ACTIVITY:
Across the entries below, count the lines in which the word "screenshot" occurs. Reply with the count alone.

Dataset rows for apps and sites:
*** Begin section ***
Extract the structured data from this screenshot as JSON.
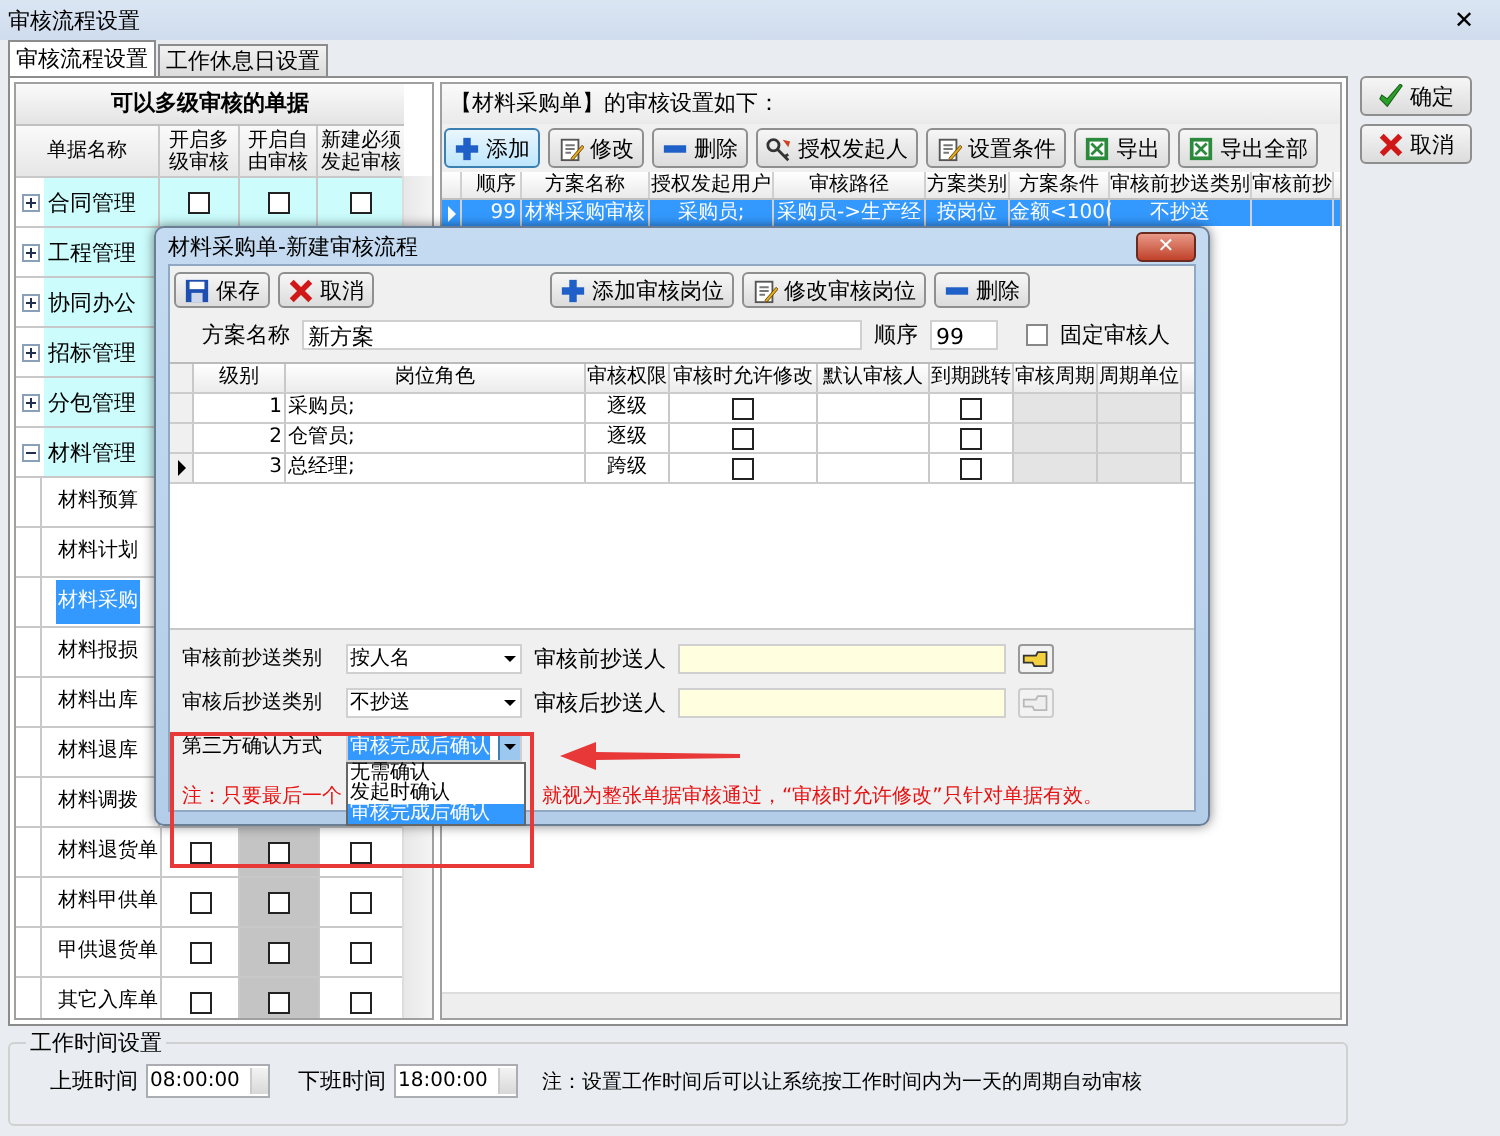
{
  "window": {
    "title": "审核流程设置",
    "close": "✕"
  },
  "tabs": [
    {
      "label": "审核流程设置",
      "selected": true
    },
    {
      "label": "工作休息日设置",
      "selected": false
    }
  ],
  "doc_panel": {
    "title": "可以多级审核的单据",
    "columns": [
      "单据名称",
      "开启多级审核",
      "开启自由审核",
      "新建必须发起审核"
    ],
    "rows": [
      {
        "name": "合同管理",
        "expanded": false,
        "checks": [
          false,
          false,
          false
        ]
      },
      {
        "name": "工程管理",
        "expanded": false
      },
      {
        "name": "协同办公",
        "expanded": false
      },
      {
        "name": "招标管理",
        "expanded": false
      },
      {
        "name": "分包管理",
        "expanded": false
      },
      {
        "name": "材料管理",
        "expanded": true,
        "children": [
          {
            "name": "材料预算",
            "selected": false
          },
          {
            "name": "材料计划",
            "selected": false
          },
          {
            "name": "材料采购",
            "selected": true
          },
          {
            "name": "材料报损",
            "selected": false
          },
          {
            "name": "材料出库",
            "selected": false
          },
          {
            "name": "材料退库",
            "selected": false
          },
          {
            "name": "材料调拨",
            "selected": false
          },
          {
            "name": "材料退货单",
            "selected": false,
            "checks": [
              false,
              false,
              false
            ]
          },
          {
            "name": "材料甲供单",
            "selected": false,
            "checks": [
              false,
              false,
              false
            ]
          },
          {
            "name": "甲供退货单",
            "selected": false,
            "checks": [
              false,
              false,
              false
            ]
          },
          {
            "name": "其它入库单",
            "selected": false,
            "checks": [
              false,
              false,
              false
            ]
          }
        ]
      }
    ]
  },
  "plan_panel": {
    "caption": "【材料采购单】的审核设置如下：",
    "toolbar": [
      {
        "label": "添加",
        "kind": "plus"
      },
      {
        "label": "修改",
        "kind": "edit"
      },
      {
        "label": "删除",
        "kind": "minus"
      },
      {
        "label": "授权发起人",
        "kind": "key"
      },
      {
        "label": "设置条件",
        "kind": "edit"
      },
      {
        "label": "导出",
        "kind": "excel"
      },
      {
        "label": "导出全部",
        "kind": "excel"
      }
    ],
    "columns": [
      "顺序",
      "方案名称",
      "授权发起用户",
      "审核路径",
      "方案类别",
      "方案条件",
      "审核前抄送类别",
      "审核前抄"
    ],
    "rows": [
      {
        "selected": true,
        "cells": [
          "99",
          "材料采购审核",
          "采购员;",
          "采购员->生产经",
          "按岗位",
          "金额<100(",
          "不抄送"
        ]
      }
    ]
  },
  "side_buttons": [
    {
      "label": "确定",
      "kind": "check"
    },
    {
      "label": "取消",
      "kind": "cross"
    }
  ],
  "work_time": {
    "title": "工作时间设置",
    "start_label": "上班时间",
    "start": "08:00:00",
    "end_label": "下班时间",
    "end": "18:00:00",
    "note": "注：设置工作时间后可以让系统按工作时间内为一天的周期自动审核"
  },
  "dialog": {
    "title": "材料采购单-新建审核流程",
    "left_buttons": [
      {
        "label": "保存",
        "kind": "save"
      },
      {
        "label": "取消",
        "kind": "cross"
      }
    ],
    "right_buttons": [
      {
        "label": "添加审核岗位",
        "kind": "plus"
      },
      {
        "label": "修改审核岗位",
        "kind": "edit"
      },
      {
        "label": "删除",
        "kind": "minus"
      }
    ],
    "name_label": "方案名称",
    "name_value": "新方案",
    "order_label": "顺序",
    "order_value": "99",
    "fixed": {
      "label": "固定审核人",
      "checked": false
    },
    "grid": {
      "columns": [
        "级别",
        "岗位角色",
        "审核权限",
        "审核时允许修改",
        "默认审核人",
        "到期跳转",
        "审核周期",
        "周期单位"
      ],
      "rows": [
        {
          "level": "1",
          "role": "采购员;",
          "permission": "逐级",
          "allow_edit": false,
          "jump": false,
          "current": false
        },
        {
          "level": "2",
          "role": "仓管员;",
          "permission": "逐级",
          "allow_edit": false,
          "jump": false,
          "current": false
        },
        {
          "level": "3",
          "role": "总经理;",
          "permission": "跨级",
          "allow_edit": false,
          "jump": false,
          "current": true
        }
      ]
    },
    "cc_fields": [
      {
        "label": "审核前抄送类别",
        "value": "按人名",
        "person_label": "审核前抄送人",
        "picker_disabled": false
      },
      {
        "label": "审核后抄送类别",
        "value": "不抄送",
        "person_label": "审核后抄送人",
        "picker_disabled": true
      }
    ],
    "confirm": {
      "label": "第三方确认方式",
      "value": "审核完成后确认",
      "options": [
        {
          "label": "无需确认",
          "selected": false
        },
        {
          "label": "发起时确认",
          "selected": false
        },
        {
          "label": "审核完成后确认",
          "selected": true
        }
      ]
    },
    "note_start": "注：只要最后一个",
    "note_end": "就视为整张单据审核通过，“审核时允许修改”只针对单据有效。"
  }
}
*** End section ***
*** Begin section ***
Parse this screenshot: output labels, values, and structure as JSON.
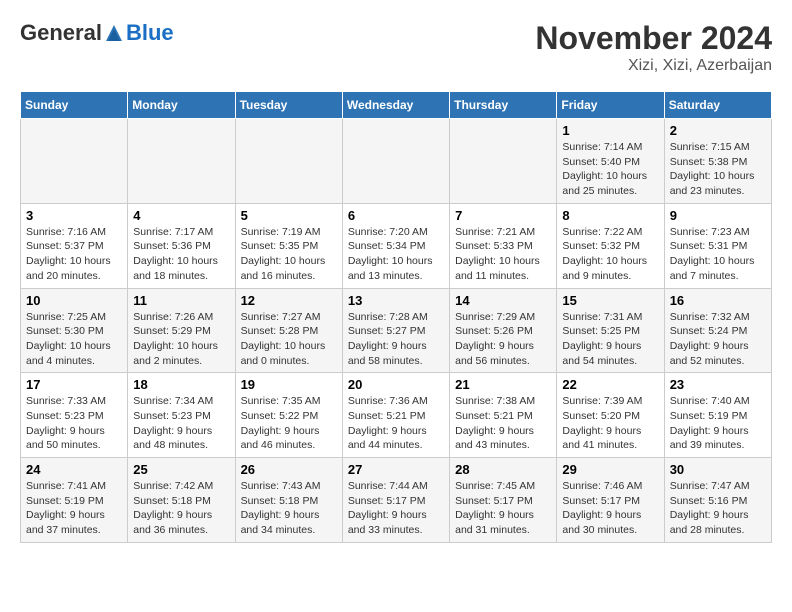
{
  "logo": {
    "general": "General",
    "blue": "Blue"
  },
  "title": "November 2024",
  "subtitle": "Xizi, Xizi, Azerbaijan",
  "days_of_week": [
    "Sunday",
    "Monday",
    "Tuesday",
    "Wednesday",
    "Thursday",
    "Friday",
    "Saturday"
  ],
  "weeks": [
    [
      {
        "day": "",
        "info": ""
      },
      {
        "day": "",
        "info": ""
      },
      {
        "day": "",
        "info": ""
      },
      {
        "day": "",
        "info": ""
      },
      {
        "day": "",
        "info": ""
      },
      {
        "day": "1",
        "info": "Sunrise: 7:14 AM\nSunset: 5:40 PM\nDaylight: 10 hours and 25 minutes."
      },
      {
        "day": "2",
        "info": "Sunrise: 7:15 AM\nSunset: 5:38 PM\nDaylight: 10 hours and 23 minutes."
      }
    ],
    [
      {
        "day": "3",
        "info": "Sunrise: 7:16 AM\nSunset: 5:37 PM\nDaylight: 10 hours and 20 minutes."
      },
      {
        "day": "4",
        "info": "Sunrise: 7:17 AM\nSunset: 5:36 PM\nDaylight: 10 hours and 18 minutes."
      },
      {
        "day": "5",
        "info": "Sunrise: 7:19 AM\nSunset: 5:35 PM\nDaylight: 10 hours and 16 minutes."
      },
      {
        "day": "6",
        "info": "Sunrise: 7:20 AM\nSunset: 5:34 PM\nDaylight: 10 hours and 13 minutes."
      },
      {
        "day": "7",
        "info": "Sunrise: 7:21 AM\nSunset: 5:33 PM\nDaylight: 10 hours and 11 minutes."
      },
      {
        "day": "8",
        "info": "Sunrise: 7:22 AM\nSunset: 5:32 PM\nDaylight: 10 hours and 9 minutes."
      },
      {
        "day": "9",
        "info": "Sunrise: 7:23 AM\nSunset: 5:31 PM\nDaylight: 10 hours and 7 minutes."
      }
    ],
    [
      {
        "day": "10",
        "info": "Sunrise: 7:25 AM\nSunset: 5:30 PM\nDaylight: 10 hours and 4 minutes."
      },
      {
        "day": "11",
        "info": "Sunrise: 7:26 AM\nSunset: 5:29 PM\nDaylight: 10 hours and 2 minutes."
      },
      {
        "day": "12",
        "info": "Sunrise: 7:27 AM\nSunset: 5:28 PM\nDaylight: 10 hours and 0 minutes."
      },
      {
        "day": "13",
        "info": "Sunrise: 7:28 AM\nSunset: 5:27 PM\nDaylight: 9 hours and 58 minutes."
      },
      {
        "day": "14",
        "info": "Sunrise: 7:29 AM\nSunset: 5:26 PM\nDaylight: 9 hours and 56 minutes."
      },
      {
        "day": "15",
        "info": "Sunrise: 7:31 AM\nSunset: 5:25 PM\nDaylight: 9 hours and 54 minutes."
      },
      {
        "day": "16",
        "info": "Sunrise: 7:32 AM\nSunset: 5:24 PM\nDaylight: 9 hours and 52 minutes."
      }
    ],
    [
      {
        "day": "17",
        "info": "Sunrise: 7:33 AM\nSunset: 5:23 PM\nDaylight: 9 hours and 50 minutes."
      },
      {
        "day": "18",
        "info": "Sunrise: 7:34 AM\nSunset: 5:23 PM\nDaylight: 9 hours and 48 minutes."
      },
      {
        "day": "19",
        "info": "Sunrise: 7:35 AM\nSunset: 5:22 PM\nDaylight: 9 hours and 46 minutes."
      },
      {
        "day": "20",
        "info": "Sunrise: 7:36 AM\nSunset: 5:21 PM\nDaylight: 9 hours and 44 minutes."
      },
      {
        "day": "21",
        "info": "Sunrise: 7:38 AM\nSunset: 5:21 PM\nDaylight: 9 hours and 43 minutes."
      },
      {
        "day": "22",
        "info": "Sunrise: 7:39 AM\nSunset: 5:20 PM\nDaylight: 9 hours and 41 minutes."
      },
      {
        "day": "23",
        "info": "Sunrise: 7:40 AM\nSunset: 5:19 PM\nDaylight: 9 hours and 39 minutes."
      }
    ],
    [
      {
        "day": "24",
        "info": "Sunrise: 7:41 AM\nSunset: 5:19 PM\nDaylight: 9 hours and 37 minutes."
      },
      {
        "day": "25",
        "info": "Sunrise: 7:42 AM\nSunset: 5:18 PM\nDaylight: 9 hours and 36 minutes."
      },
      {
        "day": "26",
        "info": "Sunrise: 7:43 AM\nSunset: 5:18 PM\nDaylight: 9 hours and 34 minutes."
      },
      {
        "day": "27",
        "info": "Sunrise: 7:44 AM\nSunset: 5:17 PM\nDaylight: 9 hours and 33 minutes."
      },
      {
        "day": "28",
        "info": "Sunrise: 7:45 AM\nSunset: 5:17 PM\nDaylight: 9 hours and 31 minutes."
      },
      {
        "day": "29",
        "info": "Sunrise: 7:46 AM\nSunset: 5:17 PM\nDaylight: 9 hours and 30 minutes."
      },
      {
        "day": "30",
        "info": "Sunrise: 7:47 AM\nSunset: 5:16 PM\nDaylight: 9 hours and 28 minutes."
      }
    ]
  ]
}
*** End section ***
WRITTEN ANSWER:
2